Katie Wehr, spokeswoman for the Robert Wood Johnson Foundation, says the annual County Health Rankings isn’t a contest but more of a tool or guidebook.
“We collect a whole host of data, 30 factors in particular, to talk about how health is much more than what happens in the doctor’s office,” Wehr says. “It includes everything from public safety to education to poverty. That all helps shape how well and how long we live.”
The report shows rural counties have higher premature death rates compared to urban counties. Also, rural counties have higher rates of smoking, obesity, child poverty and teen births, and higher numbers of uninsured adults than their urban counterparts.

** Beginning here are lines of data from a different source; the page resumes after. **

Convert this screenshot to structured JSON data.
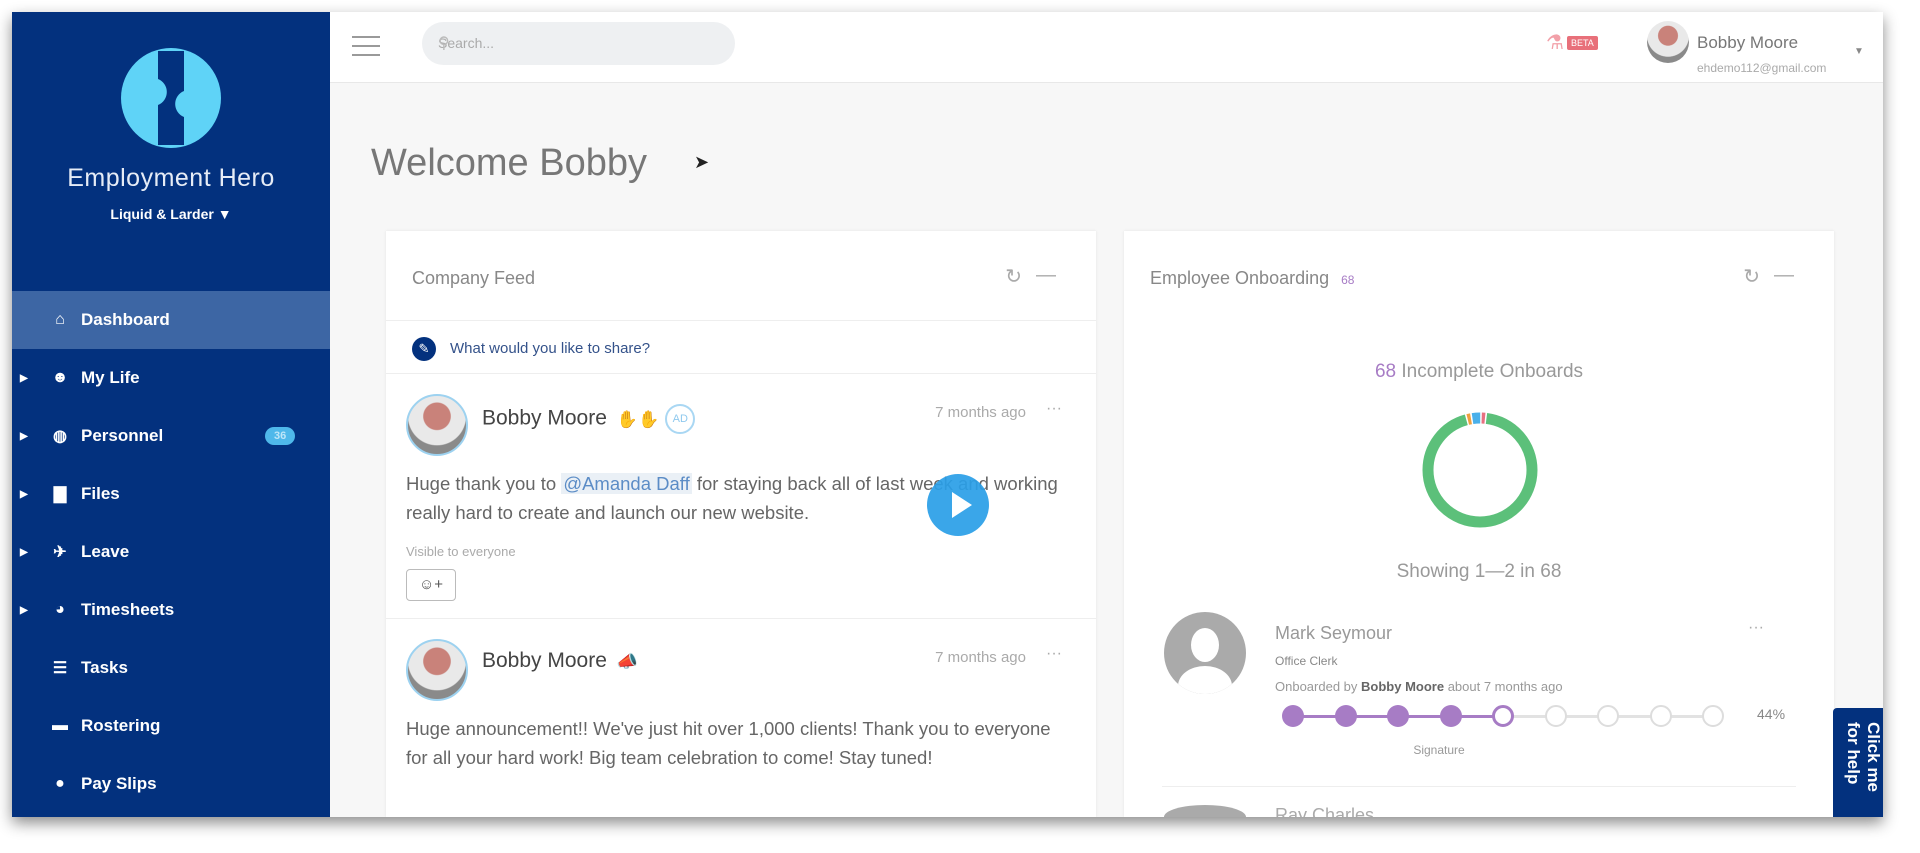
{
  "brand": {
    "name": "Employment Hero",
    "org": "Liquid & Larder",
    "logo_color": "#5fd3f7",
    "sidebar_color": "#03317e"
  },
  "sidebar": {
    "items": [
      {
        "label": "Dashboard",
        "icon": "home-icon",
        "active": true,
        "expandable": false
      },
      {
        "label": "My Life",
        "icon": "smiley-icon",
        "expandable": true
      },
      {
        "label": "Personnel",
        "icon": "globe-icon",
        "expandable": true,
        "badge": "36"
      },
      {
        "label": "Files",
        "icon": "folder-icon",
        "expandable": true
      },
      {
        "label": "Leave",
        "icon": "plane-icon",
        "expandable": true
      },
      {
        "label": "Timesheets",
        "icon": "stopwatch-icon",
        "expandable": true
      },
      {
        "label": "Tasks",
        "icon": "list-icon",
        "expandable": false
      },
      {
        "label": "Rostering",
        "icon": "calendar-icon",
        "expandable": false
      },
      {
        "label": "Pay Slips",
        "icon": "dollar-icon",
        "expandable": false
      }
    ]
  },
  "header": {
    "search_placeholder": "Search...",
    "beta_label": "BETA",
    "user_name": "Bobby Moore",
    "user_email": "ehdemo112@gmail.com"
  },
  "page": {
    "title": "Welcome Bobby"
  },
  "feed": {
    "title": "Company Feed",
    "share_prompt": "What would you like to share?",
    "posts": [
      {
        "author": "Bobby Moore",
        "time": "7 months ago",
        "badge": "AD",
        "pre": "Huge thank you to ",
        "mention": "@Amanda Daff",
        "post": " for staying back all of last week and working really hard to create and launch our new website.",
        "visibility": "Visible to everyone"
      },
      {
        "author": "Bobby Moore",
        "time": "7 months ago",
        "body": "Huge announcement!! We've just hit over 1,000 clients! Thank you to everyone for all your hard work! Big team celebration to come! Stay tuned!"
      }
    ]
  },
  "onboarding": {
    "title": "Employee Onboarding",
    "count": "68",
    "incomplete_count": "68",
    "incomplete_label": "Incomplete Onboards",
    "showing": "Showing 1—2 in  68",
    "donut": [
      {
        "value": 64,
        "color": "#5cc07a"
      },
      {
        "value": 1,
        "color": "#f0a040"
      },
      {
        "value": 2,
        "color": "#4ab0ea"
      },
      {
        "value": 1,
        "color": "#e87080"
      }
    ],
    "employees": [
      {
        "name": "Mark Seymour",
        "role": "Office Clerk",
        "by_pre": "Onboarded by ",
        "by_name": "Bobby Moore",
        "by_post": " about 7 months ago",
        "progress_pct": "44%",
        "steps_total": 9,
        "steps_done": 4,
        "current_step_label": "Signature"
      },
      {
        "name": "Ray Charles"
      }
    ]
  },
  "help_tab": "Click me for help"
}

Large urban counties have lower smoking and obesity rates, fewer injury deaths and more residents who attended college. “Through the website, CountyHealthRankings.org, it enables communities to see the trends over time within their particular county and also enables them to identify where they’re doing particularly well and where there are additional areas for improvement,” Wehr says. “It also gives them the ability to understand how they’re doing compared to their neighbors so they can continue to learn from their neighbors about what’s working and what’s not.”
The report contains county-by-county breakdowns for all 50 states. Coincidentally, Iowa’s highest- and lowest-ranked counties are both on the western border and in close proximity to one another.
“The healthiest county in Iowa is Sioux County and the least healthy or the lowest-ranked county is Monona County,” Wehr says. “What we recognize is the rankings are a starting point and not an ending point. It’s not even a race to the top because rankings vary every year depending on how well you are doing, or not, compared to your neighbor.”
The report includes a “tools” section that contains a database of approaches, personalized coaching and a range of other resources to help communities in their efforts to improve health.